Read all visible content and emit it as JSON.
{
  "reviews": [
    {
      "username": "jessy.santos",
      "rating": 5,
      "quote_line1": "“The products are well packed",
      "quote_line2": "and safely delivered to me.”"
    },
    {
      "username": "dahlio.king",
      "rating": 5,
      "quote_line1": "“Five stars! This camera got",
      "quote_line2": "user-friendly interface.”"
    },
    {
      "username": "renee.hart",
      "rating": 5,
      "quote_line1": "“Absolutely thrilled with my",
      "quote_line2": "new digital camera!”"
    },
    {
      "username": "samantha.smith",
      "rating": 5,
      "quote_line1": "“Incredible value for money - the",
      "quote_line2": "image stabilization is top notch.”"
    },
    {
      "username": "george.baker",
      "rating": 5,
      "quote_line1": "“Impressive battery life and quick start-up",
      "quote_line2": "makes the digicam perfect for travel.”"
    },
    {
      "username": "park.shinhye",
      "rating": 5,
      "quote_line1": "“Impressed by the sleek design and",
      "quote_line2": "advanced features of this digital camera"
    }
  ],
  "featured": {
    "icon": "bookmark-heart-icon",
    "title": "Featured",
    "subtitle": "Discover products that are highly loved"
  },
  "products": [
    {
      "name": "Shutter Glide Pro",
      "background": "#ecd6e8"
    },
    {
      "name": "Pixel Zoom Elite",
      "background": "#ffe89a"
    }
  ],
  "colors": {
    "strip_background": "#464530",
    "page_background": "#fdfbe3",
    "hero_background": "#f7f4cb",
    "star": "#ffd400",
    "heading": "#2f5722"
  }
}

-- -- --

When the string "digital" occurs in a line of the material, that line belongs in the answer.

      "quote_line2": "new digital camera!”"
      "quote_line2": "advanced features of this digital camera"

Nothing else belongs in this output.